Speaker: Piotr Adamczyk, Metropolitan. Moderator: Noel Jackson.
Abstract: Museums are increasingly adopting open data policies, both for easy internal reuse of data sets and as a way of building community engagement online. While the opening up of data is a welcome development, too often key audiences see too little of this information through too small a keyhole. As linked and open data formats and Application Programming Interfaces become more common for cultural repositories, providing a sense of the scope and shape of museum collections is moving from a problem of data access to one of presentation. This project includes tools for easy aggregation of open museum collections information, procedures to derive an expanded set of metadata for the museum objects, mechanisms (primarily calls to data sources with open APIs) to collect related content from the web, and presentation of the collected information in a set of visualizations appropriate for aggregate museum collection data. Though cultural heritage institutions are open to releasing collections information their efforts still fail to appeal to a broad audience or in providing tools that would be of immediate scholarly use. Either too much information is provided without meaningful context, resulting in repositories that are simply overwhelming, or once zoomed and filtered the way that details are provided about objects do not match audience expectations.
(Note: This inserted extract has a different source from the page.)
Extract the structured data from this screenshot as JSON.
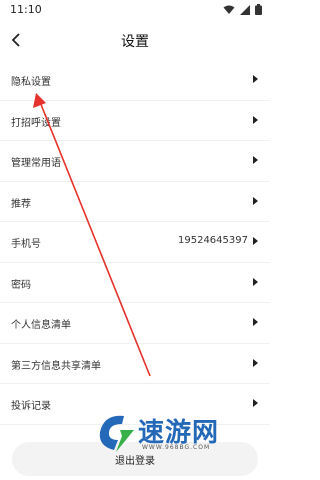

This project aims to show how information dashboards can be an effectively applied in cultural heritage contexts and explore the possibilities for compelling multimedia experiences when cultural heritage data is no longer in private silos.